I’d feel worse about heckling this auto-derivative dirge except a younger Allen probably would have done so as well. “Irrational Man” announces its every turn with the same jazz track on which he heavily relied in “Mighty Aphrodite,” and it shares its title with a 1958 manual explaining existentialism to English-language readers. This makes a grim sort of sense because the script sounds like a cruddy translation of Swedish. Or maybe it sounds like an undergraduate thesis typed by one of Abe’s mediocre students; the coffee-shop Kant-ese is certainly trite enough, as is the laughably bald dialogue. Even a twentysomething therapized within an inch of her life isn’t liable to intone, “You are suffering from despair” or “His spirits now seem up.”

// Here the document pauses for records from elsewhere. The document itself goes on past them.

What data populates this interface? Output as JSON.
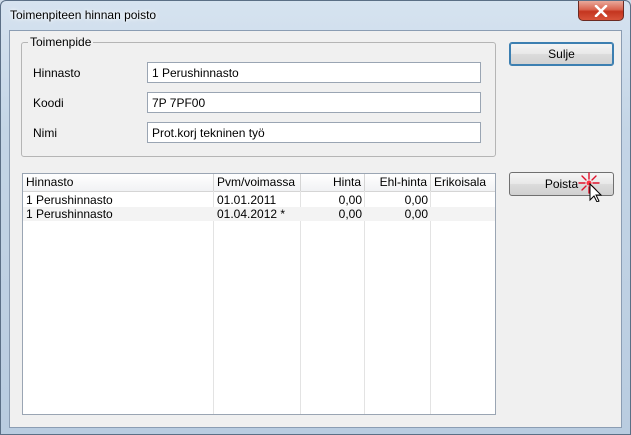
{
  "window": {
    "title": "Toimenpiteen hinnan poisto"
  },
  "group": {
    "legend": "Toimenpide",
    "fields": [
      {
        "label": "Hinnasto",
        "value": "1  Perushinnasto"
      },
      {
        "label": "Koodi",
        "value": "7P 7PF00"
      },
      {
        "label": "Nimi",
        "value": "Prot.korj tekninen työ"
      }
    ]
  },
  "buttons": {
    "close": "Sulje",
    "delete": "Poista"
  },
  "table": {
    "columns": [
      "Hinnasto",
      "Pvm/voimassa",
      "Hinta",
      "Ehl-hinta",
      "Erikoisala"
    ],
    "rows": [
      [
        "1  Perushinnasto",
        "01.01.2011",
        "0,00",
        "0,00",
        ""
      ],
      [
        "1  Perushinnasto",
        "01.04.2012 *",
        "0,00",
        "0,00",
        ""
      ]
    ]
  },
  "icons": {
    "close": "close-icon",
    "cursor": "mouse-pointer-icon"
  },
  "colors": {
    "close_button": "#c4351f",
    "default_button_border": "#3c7fb1"
  }
}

I will say Allen’s production values get better and better. Sun-dappled and color-saturated, Newport looks downright gorgeous (it’s shot in 35 mm), and Alisa Leselter’s editing is as sharp as ever. But it’s as if actors now accept roles in his movies as the ultimate challenge: If they can pull off this stilted material, they can pull off anything. Stone’s normally unflagging life force seems overexerted by the effort of keeping a straight face though, as the resident poster lady for middle-aged disappointment, nineties It Girl Posey finds colors Allen didn’t necessarily write. Best is Pheonix, who is the strongest American actor of his generation. Rather than phoning in a poor-man’s Woody, Joaquin channels the brooding (if bilious) beauty usually portrayed by the writer/director’s starlets; he may the first to successfully excavate the desperate, predatory selfishness living in between Allen’s lines. It’s an unsettlingly appealing performance, though not enough to merit suffering through this film in a theater.

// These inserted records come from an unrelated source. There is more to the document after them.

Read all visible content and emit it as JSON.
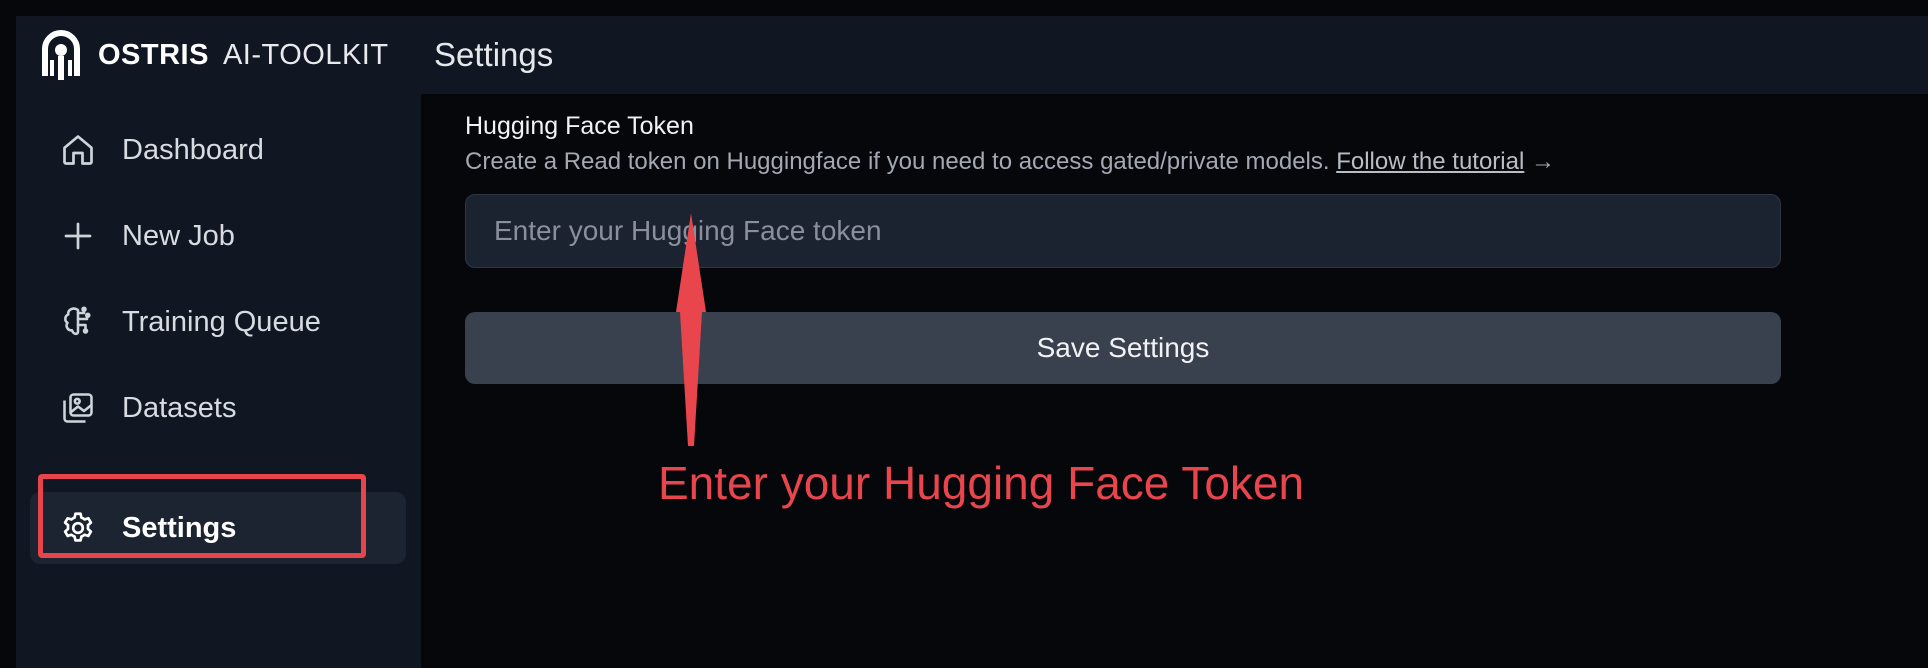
{
  "app": {
    "brand_bold": "OSTRIS",
    "brand_light": "AI-TOOLKIT"
  },
  "header": {
    "title": "Settings"
  },
  "sidebar": {
    "items": [
      {
        "label": "Dashboard",
        "icon": "home-icon",
        "active": false
      },
      {
        "label": "New Job",
        "icon": "plus-icon",
        "active": false
      },
      {
        "label": "Training Queue",
        "icon": "brain-icon",
        "active": false
      },
      {
        "label": "Datasets",
        "icon": "images-icon",
        "active": false
      },
      {
        "label": "Settings",
        "icon": "gear-icon",
        "active": true
      }
    ]
  },
  "settings": {
    "token_label": "Hugging Face Token",
    "token_help": "Create a Read token on Huggingface if you need to access gated/private models.",
    "tutorial_link": "Follow the tutorial",
    "tutorial_arrow": "→",
    "token_value": "",
    "token_placeholder": "Enter your Hugging Face token",
    "save_label": "Save Settings"
  },
  "annotation": {
    "text": "Enter your Hugging Face Token",
    "color": "#e9454d"
  },
  "colors": {
    "background": "#05070b",
    "sidebar": "#111722",
    "highlight": "#e5454b",
    "button": "#3a414e"
  }
}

It’s been theorized that if Allen ever stops working, he’ll die immediately — like the shark he famously likened to a relationship in “Annie Hall.” I have a different but equally macabre thought. For years Woody made films about older men sleeping with young women while seeming to practice greater restraint off-camera. But when news broke of his relationship with Mia Farrow’s adopted daughter, it turned out art was actually imitating life. Given his bevy of films about the mechanics of murder (“Crimes and Misdemeanors,” “Scoop,” “Match Point,” “Cassandra’s Dream” and now “Irrational Man”), what is the artist formerly known as Allan Konigsberg trying to tell us now?
This was originally published in Word and Film.